cassiek
June 22nd, 2010, 11:31 PM
Hello all. :)

I'd love to hear other's experiences/suggestions/tips of what worked (or didn't work) when they were trying to house-break their dogs.

I recently adopted a 1 year old male boxer from the humane society I volunteer for. He's such a great boy :lovestruck: but I haven't house-broke a pup in years (8 to be exact :rolleyes:) and would love to hear what other's methods are.

I was delayed quite a bit with my boy in house-breaking, as he has a UTI :( it's slowly improving with the medication, and he generally only has one accident in the house a day.

Anyone care to share?

Sib.HuskyMom
June 23rd, 2010, 12:21 PM
I had the joys of house breaking 2 pups at the same time, and it actually went quite well.

I found it easiest to block off sections of the house, so that I could see them at all times while they were out.
(there's not much you can do if you're cooking dinner in the kitchen and your boy is upstairs peeing on the carpet :frustrated:).

Then the obvious, take him out every time he wakes up, before and after every meal, drink, play time, etc. I like to use the phrase "go pee" once we get outside, and then praise like crazy once they do.

Since I was doing this so often throughout the day, I gave them a kibble or 2 as a treat, rather than an actual cookie.

If you do notice an accident in the house, there's really nothing you can do unless you catch him in the act. Just quietly clean it up and don't say anything.
On the other hand, if you do catch him peeing or pooping in the house, a loud clap of your hands and a "ah-hem" will kinda startle him mid-flow so to speak :o.
Then say nothing, take him immediately outside, and once he finishes what he's doing outside, again, praise like crazy.

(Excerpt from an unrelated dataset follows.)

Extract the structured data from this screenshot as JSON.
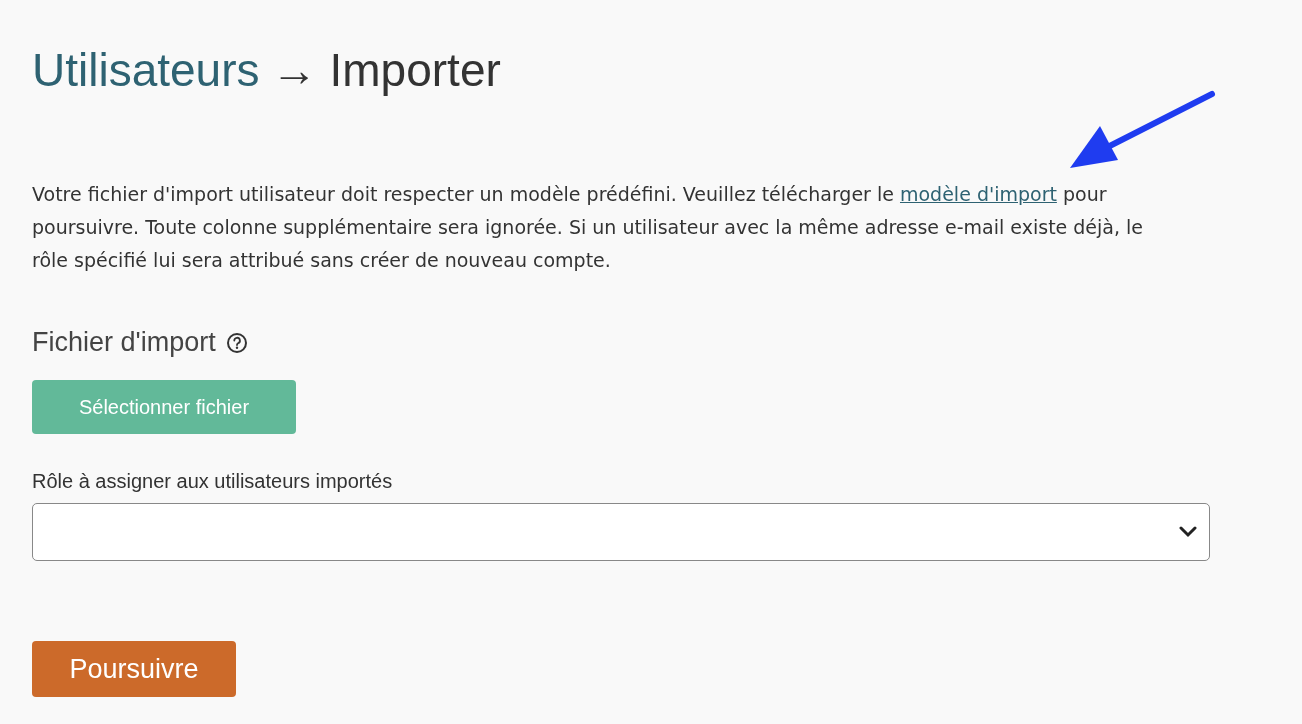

Sounds like your little one already has a pretty good handle on things, so I'm sure he'll pick it up really quick. Some pups take days, others take a few months. We just have to remember he's really quite young at only a year old, and it'll just take some patience and persistance.

Good luck!

Mirela
June 23rd, 2010, 08:50 PM
Try a house line maybe. Tether him to you - this way you can supervise him at all times to minimize the accident opportunities nad also learn to recognize his "signs" for when is time to go. At one year old he should be able to hold it longer than a puppy and be more predictable. After his UTI clears, of course.